EXTRACTED RECORDS
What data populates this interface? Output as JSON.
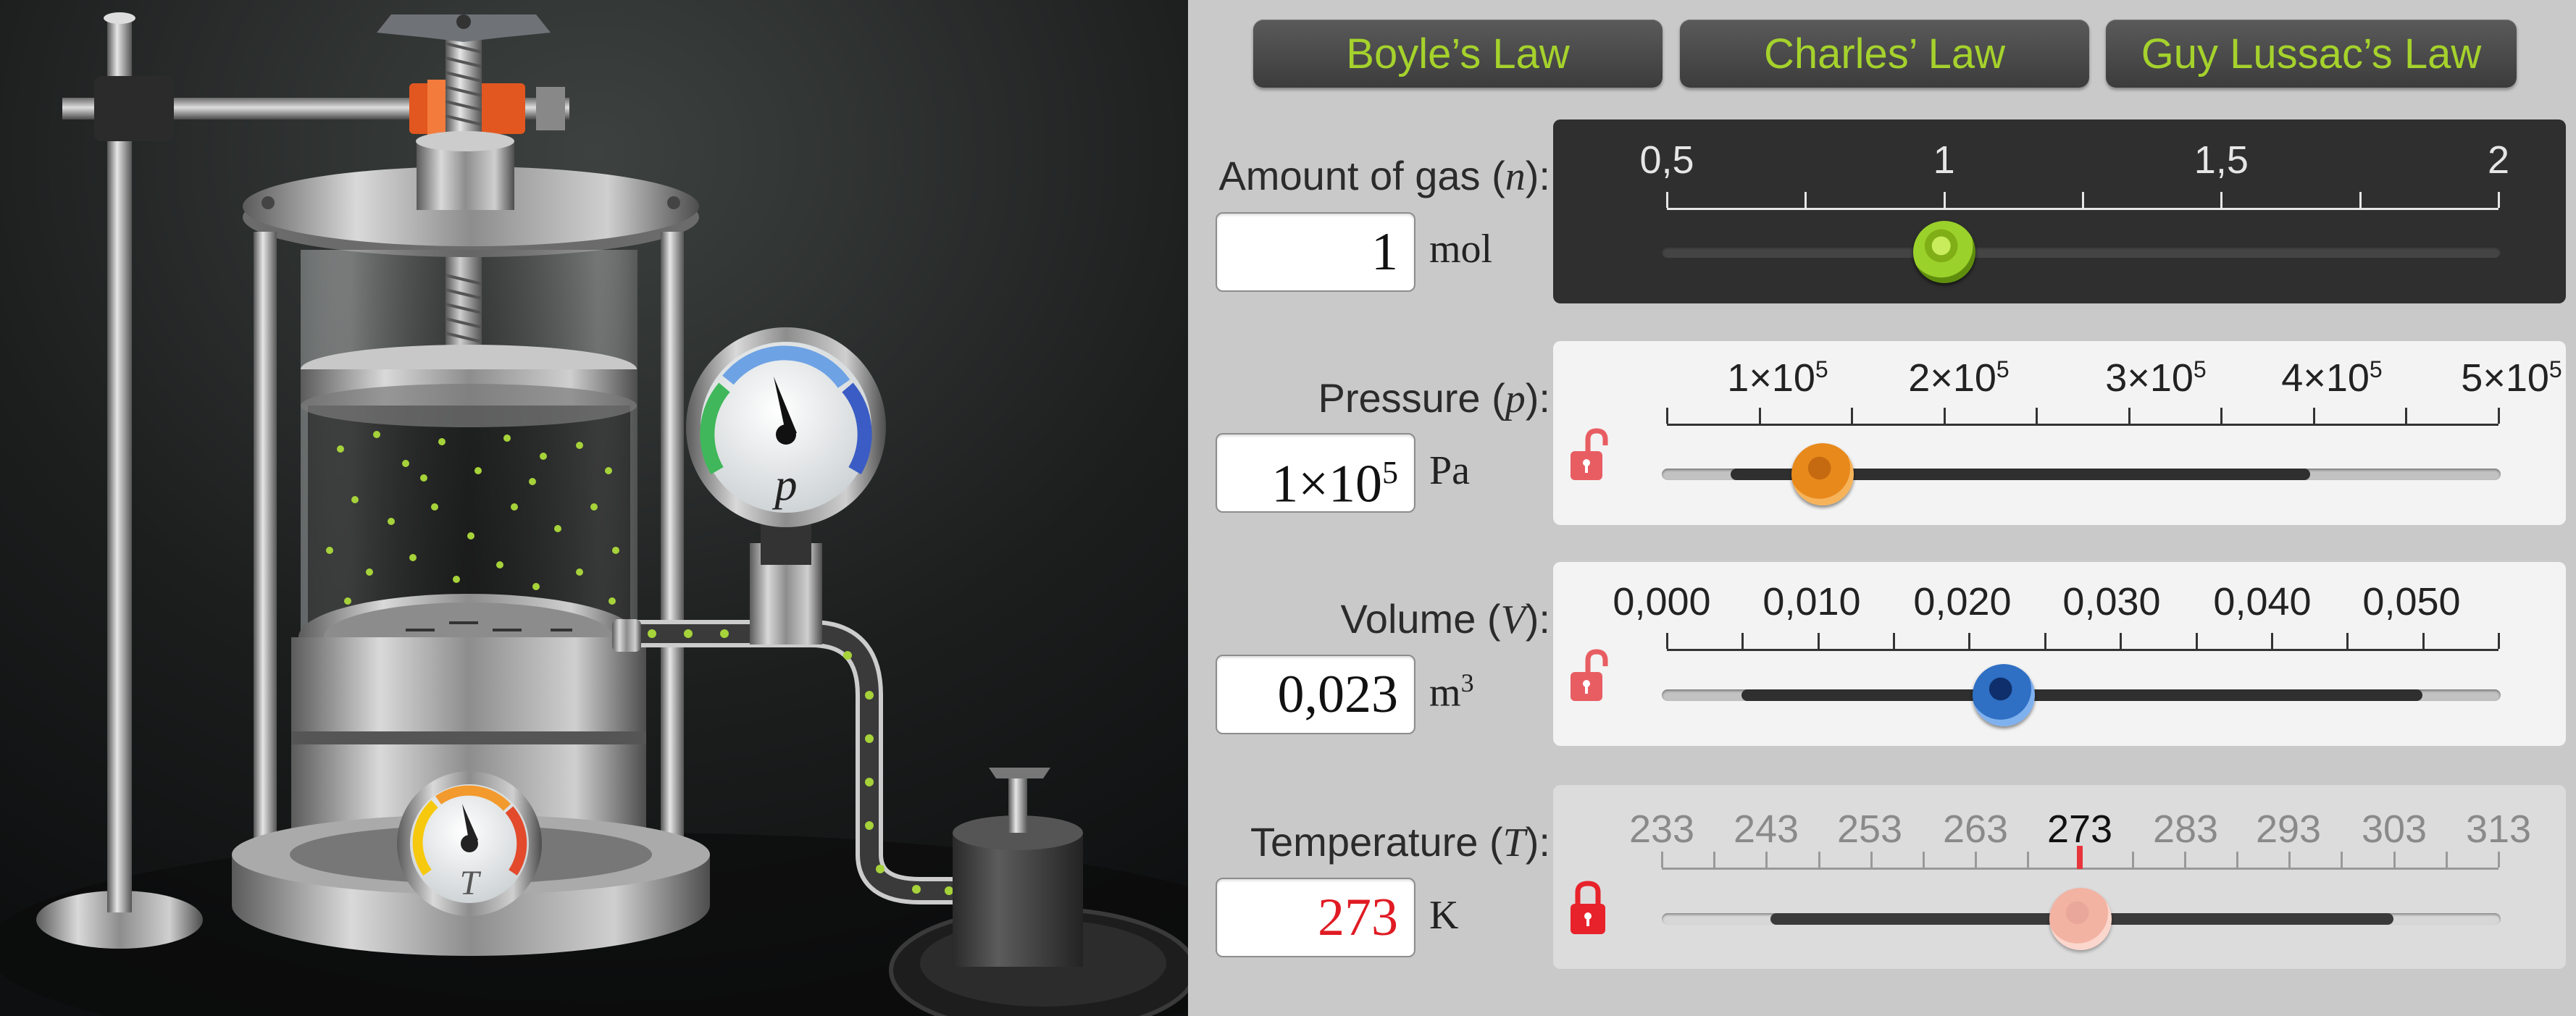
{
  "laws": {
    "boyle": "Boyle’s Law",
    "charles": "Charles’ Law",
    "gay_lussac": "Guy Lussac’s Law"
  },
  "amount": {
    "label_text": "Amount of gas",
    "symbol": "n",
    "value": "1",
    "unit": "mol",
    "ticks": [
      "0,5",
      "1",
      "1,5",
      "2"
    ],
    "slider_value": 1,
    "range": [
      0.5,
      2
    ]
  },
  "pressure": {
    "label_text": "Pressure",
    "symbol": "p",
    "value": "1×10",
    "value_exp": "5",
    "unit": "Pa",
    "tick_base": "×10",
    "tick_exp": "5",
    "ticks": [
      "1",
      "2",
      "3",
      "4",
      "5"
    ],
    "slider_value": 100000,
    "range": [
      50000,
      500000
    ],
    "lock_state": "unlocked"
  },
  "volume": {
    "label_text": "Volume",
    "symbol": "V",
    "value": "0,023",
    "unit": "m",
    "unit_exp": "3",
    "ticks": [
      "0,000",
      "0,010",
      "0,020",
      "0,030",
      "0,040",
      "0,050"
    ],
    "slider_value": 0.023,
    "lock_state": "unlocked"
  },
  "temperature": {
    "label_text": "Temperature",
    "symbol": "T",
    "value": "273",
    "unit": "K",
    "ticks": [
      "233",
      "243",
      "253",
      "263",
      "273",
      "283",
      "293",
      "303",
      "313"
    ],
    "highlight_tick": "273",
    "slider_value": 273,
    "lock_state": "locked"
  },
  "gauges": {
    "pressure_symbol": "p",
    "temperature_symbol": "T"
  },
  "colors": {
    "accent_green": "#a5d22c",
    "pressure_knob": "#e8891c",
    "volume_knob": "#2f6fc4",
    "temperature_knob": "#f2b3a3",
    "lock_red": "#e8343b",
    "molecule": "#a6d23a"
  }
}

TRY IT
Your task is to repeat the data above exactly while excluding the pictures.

ANSWER TO THIS TASK
What data populates this interface? Output as JSON.
{
  "laws": {
    "boyle": "Boyle’s Law",
    "charles": "Charles’ Law",
    "gay_lussac": "Guy Lussac’s Law"
  },
  "amount": {
    "label_text": "Amount of gas",
    "symbol": "n",
    "value": "1",
    "unit": "mol",
    "ticks": [
      "0,5",
      "1",
      "1,5",
      "2"
    ],
    "slider_value": 1,
    "range": [
      0.5,
      2
    ]
  },
  "pressure": {
    "label_text": "Pressure",
    "symbol": "p",
    "value": "1×10",
    "value_exp": "5",
    "unit": "Pa",
    "tick_base": "×10",
    "tick_exp": "5",
    "ticks": [
      "1",
      "2",
      "3",
      "4",
      "5"
    ],
    "slider_value": 100000,
    "range": [
      50000,
      500000
    ],
    "lock_state": "unlocked"
  },
  "volume": {
    "label_text": "Volume",
    "symbol": "V",
    "value": "0,023",
    "unit": "m",
    "unit_exp": "3",
    "ticks": [
      "0,000",
      "0,010",
      "0,020",
      "0,030",
      "0,040",
      "0,050"
    ],
    "slider_value": 0.023,
    "lock_state": "unlocked"
  },
  "temperature": {
    "label_text": "Temperature",
    "symbol": "T",
    "value": "273",
    "unit": "K",
    "ticks": [
      "233",
      "243",
      "253",
      "263",
      "273",
      "283",
      "293",
      "303",
      "313"
    ],
    "highlight_tick": "273",
    "slider_value": 273,
    "lock_state": "locked"
  },
  "gauges": {
    "pressure_symbol": "p",
    "temperature_symbol": "T"
  },
  "colors": {
    "accent_green": "#a5d22c",
    "pressure_knob": "#e8891c",
    "volume_knob": "#2f6fc4",
    "temperature_knob": "#f2b3a3",
    "lock_red": "#e8343b",
    "molecule": "#a6d23a"
  }
}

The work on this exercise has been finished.